**Input data:**

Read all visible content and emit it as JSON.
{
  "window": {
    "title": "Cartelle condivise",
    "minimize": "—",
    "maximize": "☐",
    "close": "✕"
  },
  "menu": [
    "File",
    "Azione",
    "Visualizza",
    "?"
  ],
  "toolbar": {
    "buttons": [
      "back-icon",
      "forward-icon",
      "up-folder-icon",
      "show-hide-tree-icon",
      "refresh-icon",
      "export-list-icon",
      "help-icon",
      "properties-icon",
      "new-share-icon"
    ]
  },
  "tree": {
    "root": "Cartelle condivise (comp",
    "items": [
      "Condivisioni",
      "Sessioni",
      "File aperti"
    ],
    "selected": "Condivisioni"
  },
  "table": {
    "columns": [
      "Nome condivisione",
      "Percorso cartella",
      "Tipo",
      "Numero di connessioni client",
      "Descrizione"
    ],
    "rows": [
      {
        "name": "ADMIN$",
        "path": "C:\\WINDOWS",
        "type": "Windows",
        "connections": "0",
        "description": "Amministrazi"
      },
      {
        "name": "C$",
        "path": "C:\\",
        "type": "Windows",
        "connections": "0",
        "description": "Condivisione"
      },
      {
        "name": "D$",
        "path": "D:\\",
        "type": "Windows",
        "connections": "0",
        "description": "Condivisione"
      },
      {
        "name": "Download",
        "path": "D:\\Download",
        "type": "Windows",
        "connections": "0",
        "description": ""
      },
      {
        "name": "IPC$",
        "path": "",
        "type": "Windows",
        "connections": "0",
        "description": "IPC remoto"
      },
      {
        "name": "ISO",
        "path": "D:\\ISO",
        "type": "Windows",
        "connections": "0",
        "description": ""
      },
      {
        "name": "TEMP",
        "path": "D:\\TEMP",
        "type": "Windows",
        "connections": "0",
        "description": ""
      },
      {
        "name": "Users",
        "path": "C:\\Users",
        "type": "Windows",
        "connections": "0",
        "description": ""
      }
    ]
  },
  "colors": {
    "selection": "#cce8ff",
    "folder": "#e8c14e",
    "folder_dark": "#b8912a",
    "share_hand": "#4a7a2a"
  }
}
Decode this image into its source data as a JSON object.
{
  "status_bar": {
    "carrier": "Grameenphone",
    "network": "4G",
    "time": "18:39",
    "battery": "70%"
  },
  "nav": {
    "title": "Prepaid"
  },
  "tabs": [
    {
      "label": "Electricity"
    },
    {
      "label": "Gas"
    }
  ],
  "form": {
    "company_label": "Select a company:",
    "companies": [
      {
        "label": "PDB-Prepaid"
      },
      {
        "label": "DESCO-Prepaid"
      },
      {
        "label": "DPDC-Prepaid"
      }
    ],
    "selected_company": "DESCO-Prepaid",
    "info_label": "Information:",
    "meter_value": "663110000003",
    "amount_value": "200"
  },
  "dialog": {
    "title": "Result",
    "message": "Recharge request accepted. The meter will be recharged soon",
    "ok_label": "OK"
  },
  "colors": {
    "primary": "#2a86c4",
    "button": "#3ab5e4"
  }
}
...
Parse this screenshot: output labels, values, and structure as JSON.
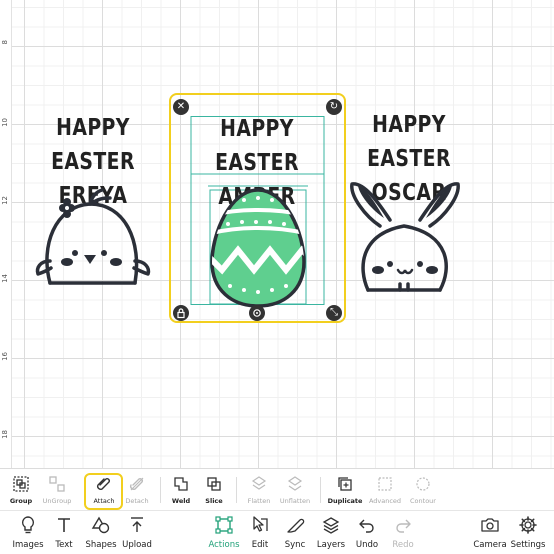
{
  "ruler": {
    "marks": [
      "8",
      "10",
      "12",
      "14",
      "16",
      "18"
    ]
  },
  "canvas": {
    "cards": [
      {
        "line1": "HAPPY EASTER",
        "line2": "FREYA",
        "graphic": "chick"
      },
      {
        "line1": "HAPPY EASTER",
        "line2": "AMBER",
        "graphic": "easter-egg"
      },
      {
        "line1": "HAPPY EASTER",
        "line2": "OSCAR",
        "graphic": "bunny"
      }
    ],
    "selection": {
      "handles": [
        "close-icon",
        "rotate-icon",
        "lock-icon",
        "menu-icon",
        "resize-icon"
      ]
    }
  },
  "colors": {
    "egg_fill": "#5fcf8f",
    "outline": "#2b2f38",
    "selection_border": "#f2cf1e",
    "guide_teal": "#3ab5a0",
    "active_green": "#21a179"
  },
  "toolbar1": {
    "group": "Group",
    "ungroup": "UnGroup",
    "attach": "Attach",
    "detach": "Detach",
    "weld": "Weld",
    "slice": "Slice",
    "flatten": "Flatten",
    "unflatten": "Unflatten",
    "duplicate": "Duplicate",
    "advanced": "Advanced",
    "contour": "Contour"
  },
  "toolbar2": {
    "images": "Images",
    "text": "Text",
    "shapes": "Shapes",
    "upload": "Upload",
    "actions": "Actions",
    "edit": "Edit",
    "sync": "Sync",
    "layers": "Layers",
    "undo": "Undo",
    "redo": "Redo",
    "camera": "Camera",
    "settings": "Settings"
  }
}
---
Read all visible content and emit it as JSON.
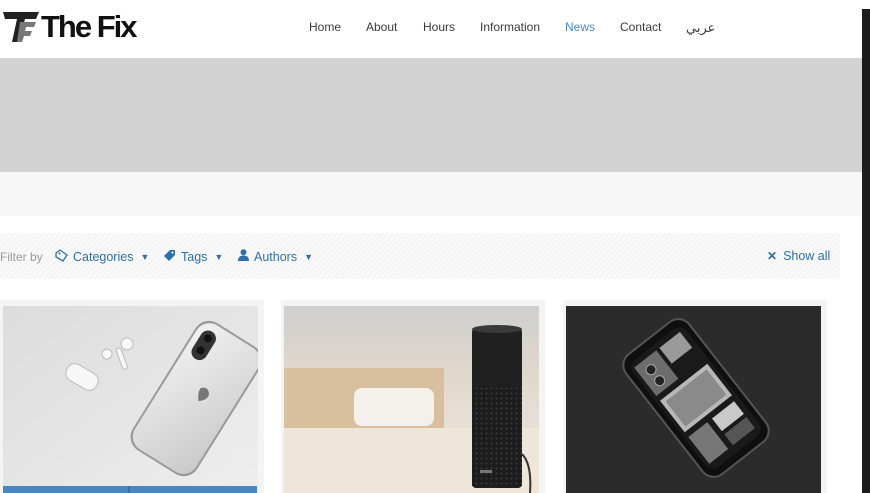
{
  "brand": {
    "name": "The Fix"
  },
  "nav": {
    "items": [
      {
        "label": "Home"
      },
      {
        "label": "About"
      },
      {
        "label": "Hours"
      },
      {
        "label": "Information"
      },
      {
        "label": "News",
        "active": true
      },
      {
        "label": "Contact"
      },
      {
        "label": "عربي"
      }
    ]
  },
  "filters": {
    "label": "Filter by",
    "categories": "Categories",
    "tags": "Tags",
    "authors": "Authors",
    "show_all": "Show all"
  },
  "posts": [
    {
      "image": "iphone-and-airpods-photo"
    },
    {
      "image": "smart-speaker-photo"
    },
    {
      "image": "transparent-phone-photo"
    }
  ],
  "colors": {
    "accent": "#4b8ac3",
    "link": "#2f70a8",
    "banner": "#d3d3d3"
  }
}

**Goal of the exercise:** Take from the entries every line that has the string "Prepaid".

**Completed exercise:**
    "title": "Prepaid"
        "label": "PDB-Prepaid"
        "label": "DESCO-Prepaid"
        "label": "DPDC-Prepaid"
    "selected_company": "DESCO-Prepaid",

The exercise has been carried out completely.